*** Block opens ***

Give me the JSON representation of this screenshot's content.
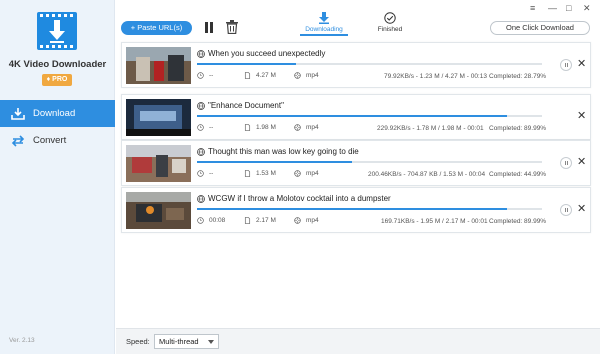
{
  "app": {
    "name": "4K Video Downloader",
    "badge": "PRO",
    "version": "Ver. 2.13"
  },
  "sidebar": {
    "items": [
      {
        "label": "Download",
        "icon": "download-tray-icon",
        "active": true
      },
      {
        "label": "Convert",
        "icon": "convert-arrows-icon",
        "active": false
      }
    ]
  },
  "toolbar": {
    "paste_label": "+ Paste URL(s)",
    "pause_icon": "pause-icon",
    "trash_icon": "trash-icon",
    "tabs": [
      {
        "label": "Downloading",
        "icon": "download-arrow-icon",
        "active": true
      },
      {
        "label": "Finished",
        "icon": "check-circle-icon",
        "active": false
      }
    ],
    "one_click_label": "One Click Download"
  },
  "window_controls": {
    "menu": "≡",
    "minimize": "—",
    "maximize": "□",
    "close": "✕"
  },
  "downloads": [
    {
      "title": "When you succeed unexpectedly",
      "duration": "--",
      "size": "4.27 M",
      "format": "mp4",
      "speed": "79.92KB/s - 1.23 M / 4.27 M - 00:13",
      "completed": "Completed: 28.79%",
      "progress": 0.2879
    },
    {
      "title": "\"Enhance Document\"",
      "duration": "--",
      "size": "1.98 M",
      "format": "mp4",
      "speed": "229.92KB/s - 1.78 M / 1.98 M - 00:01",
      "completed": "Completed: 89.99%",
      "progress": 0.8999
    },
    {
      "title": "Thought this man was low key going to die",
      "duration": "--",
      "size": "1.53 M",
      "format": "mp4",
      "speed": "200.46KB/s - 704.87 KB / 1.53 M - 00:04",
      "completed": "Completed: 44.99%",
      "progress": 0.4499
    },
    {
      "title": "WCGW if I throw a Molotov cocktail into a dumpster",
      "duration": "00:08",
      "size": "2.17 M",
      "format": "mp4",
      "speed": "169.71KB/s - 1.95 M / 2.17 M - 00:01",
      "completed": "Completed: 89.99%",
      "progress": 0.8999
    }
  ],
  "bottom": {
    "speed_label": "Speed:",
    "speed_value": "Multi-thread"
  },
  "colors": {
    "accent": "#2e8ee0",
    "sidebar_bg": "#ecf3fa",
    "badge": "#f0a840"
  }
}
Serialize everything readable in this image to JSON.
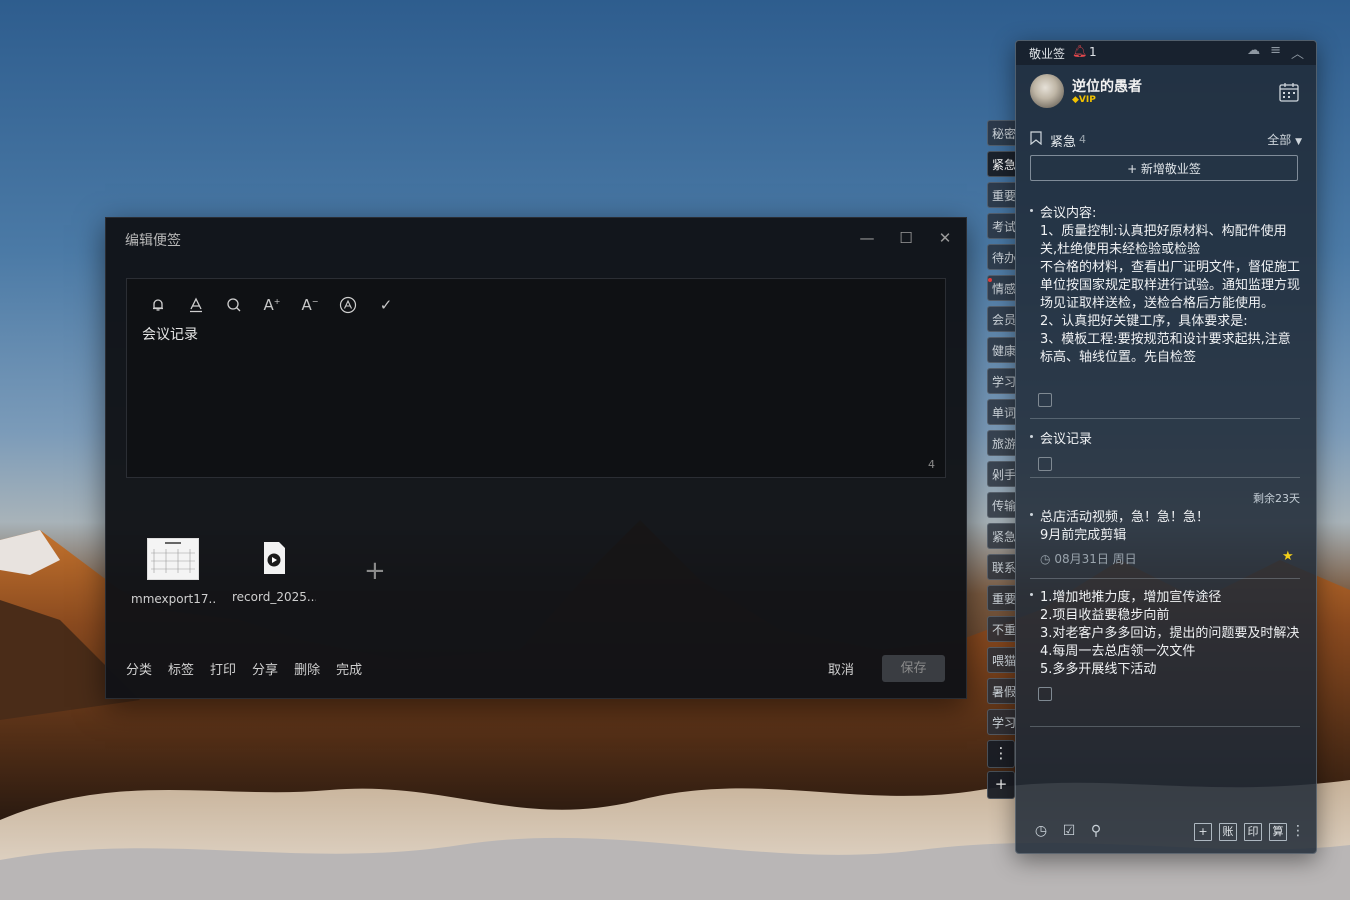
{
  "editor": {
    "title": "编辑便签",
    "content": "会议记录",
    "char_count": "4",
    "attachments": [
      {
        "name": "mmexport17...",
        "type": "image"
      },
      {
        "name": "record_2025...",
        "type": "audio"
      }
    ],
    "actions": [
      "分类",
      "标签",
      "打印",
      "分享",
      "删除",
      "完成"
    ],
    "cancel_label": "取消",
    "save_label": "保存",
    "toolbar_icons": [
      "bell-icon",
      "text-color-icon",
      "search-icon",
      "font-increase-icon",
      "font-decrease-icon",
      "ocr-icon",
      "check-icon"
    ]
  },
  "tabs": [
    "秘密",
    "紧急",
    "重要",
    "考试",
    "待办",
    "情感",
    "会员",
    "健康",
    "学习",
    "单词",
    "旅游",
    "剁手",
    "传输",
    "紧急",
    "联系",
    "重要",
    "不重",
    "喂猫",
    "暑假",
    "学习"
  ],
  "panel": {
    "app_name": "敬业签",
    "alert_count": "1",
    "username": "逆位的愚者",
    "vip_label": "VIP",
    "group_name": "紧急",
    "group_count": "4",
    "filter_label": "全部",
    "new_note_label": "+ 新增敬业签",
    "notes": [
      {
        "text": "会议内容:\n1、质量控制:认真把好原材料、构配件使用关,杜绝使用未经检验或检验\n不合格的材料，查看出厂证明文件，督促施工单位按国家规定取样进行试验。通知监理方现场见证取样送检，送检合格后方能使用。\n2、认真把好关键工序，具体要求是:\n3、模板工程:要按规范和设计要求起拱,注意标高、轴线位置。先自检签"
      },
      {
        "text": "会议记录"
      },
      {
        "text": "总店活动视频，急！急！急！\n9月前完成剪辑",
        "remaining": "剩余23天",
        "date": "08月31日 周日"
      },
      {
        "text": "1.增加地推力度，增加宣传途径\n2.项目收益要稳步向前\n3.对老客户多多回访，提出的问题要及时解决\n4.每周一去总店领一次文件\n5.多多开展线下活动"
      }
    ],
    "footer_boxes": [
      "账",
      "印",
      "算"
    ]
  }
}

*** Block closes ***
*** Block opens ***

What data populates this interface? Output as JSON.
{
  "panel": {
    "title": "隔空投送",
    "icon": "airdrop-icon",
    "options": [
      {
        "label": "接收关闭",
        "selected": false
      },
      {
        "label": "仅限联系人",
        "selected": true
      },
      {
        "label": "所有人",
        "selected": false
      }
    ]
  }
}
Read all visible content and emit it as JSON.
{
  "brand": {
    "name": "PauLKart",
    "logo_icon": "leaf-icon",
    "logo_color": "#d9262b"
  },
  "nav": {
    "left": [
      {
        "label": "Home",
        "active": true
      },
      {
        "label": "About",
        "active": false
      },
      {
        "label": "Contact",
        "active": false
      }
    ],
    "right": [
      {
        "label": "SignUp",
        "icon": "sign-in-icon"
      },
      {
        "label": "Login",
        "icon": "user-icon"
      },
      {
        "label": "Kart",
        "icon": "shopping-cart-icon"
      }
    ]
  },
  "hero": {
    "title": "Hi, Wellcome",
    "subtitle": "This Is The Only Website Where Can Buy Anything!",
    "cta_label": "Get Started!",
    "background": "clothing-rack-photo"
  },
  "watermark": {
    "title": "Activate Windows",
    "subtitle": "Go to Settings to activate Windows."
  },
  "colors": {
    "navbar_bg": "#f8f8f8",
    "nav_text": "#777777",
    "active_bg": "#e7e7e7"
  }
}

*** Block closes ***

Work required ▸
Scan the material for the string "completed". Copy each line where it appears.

Answer below ▸
      "completed": "Completed: 28.79%",
      "completed": "Completed: 89.99%",
      "completed": "Completed: 44.99%",
      "completed": "Completed: 89.99%",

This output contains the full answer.